Task to complete =
Please write out every entry below exactly, leaving out any pictures.

Start of Record extracts

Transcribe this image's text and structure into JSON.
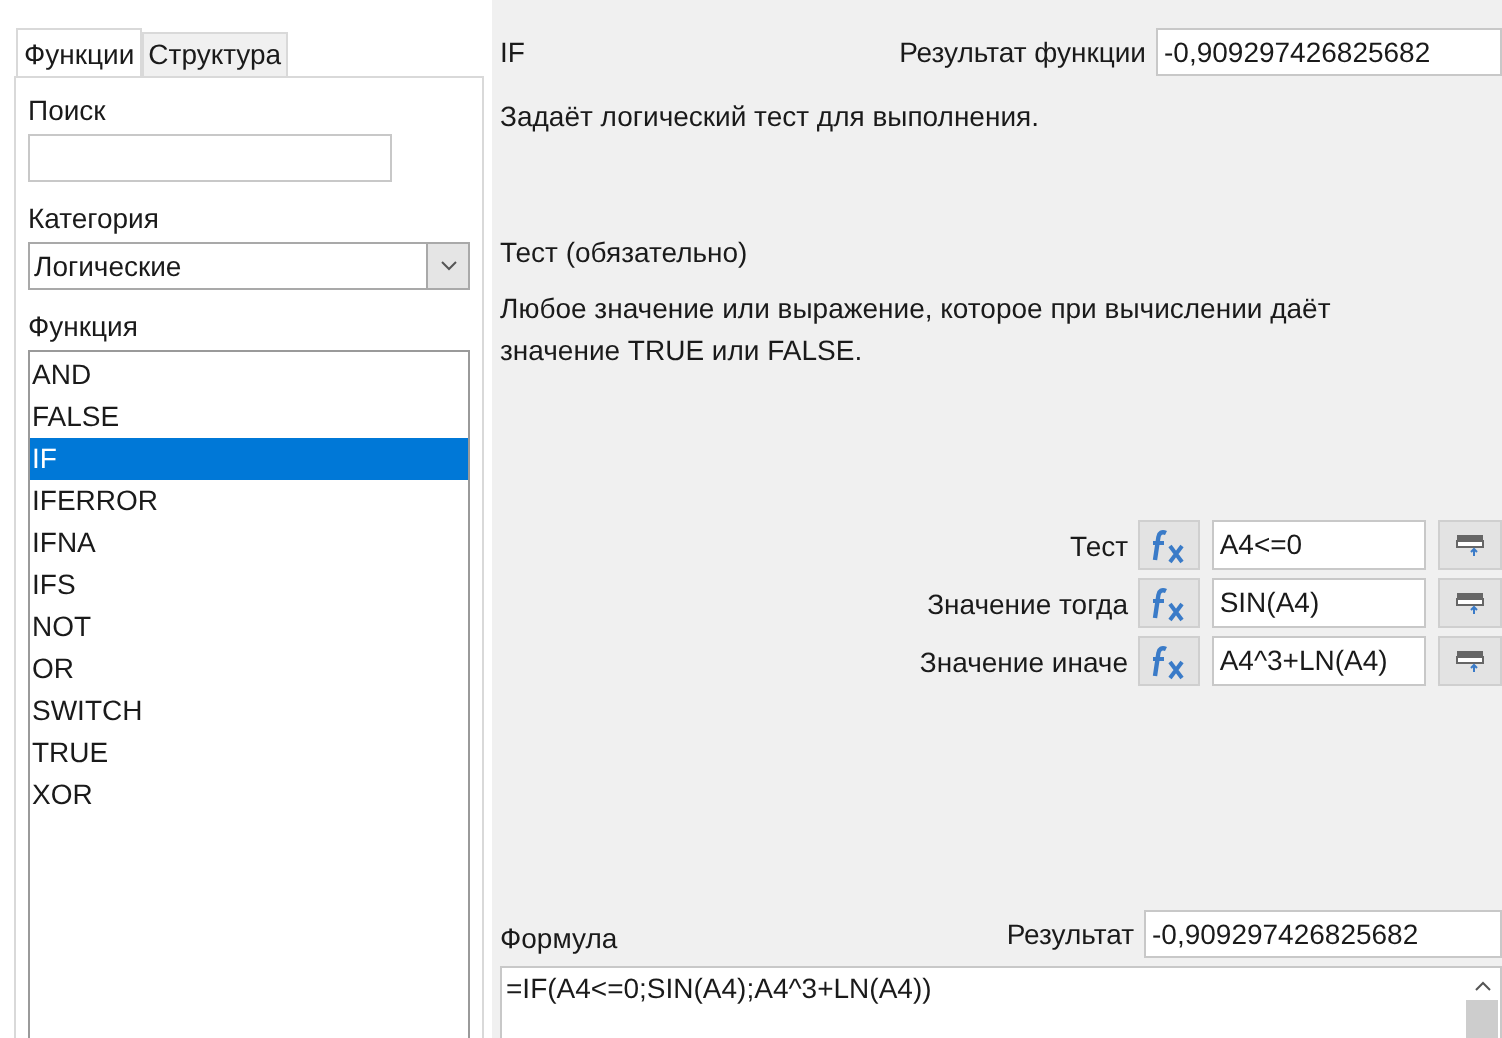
{
  "tabs": [
    {
      "label": "Функции",
      "selected": true
    },
    {
      "label": "Структура",
      "selected": false
    }
  ],
  "search": {
    "label": "Поиск"
  },
  "category": {
    "label": "Категория",
    "value": "Логические"
  },
  "functions": {
    "label": "Функция",
    "items": [
      {
        "name": "AND",
        "selected": false
      },
      {
        "name": "FALSE",
        "selected": false
      },
      {
        "name": "IF",
        "selected": true
      },
      {
        "name": "IFERROR",
        "selected": false
      },
      {
        "name": "IFNA",
        "selected": false
      },
      {
        "name": "IFS",
        "selected": false
      },
      {
        "name": "NOT",
        "selected": false
      },
      {
        "name": "OR",
        "selected": false
      },
      {
        "name": "SWITCH",
        "selected": false
      },
      {
        "name": "TRUE",
        "selected": false
      },
      {
        "name": "XOR",
        "selected": false
      }
    ]
  },
  "function_name": "IF",
  "function_result": {
    "label": "Результат функции",
    "value": "-0,909297426825682"
  },
  "description": "Задаёт логический тест для выполнения.",
  "argument_title": "Тест (обязательно)",
  "argument_description": "Любое значение или выражение, которое при вычислении даёт значение TRUE или FALSE.",
  "arguments": [
    {
      "label": "Тест",
      "value": "A4<=0"
    },
    {
      "label": "Значение тогда",
      "value": "SIN(A4)"
    },
    {
      "label": "Значение иначе",
      "value": "A4^3+LN(A4)"
    }
  ],
  "formula": {
    "label": "Формула",
    "value": "=IF(A4<=0;SIN(A4);A4^3+LN(A4))"
  },
  "result": {
    "label": "Результат",
    "value": "-0,909297426825682"
  }
}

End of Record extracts

Result =
Transcribe this image's text and structure into JSON.
{
  "tabs": [
    {
      "label": "Функции",
      "selected": true
    },
    {
      "label": "Структура",
      "selected": false
    }
  ],
  "search": {
    "label": "Поиск"
  },
  "category": {
    "label": "Категория",
    "value": "Логические"
  },
  "functions": {
    "label": "Функция",
    "items": [
      {
        "name": "AND",
        "selected": false
      },
      {
        "name": "FALSE",
        "selected": false
      },
      {
        "name": "IF",
        "selected": true
      },
      {
        "name": "IFERROR",
        "selected": false
      },
      {
        "name": "IFNA",
        "selected": false
      },
      {
        "name": "IFS",
        "selected": false
      },
      {
        "name": "NOT",
        "selected": false
      },
      {
        "name": "OR",
        "selected": false
      },
      {
        "name": "SWITCH",
        "selected": false
      },
      {
        "name": "TRUE",
        "selected": false
      },
      {
        "name": "XOR",
        "selected": false
      }
    ]
  },
  "function_name": "IF",
  "function_result": {
    "label": "Результат функции",
    "value": "-0,909297426825682"
  },
  "description": "Задаёт логический тест для выполнения.",
  "argument_title": "Тест (обязательно)",
  "argument_description": "Любое значение или выражение, которое при вычислении даёт значение TRUE или FALSE.",
  "arguments": [
    {
      "label": "Тест",
      "value": "A4<=0"
    },
    {
      "label": "Значение тогда",
      "value": "SIN(A4)"
    },
    {
      "label": "Значение иначе",
      "value": "A4^3+LN(A4)"
    }
  ],
  "formula": {
    "label": "Формула",
    "value": "=IF(A4<=0;SIN(A4);A4^3+LN(A4))"
  },
  "result": {
    "label": "Результат",
    "value": "-0,909297426825682"
  }
}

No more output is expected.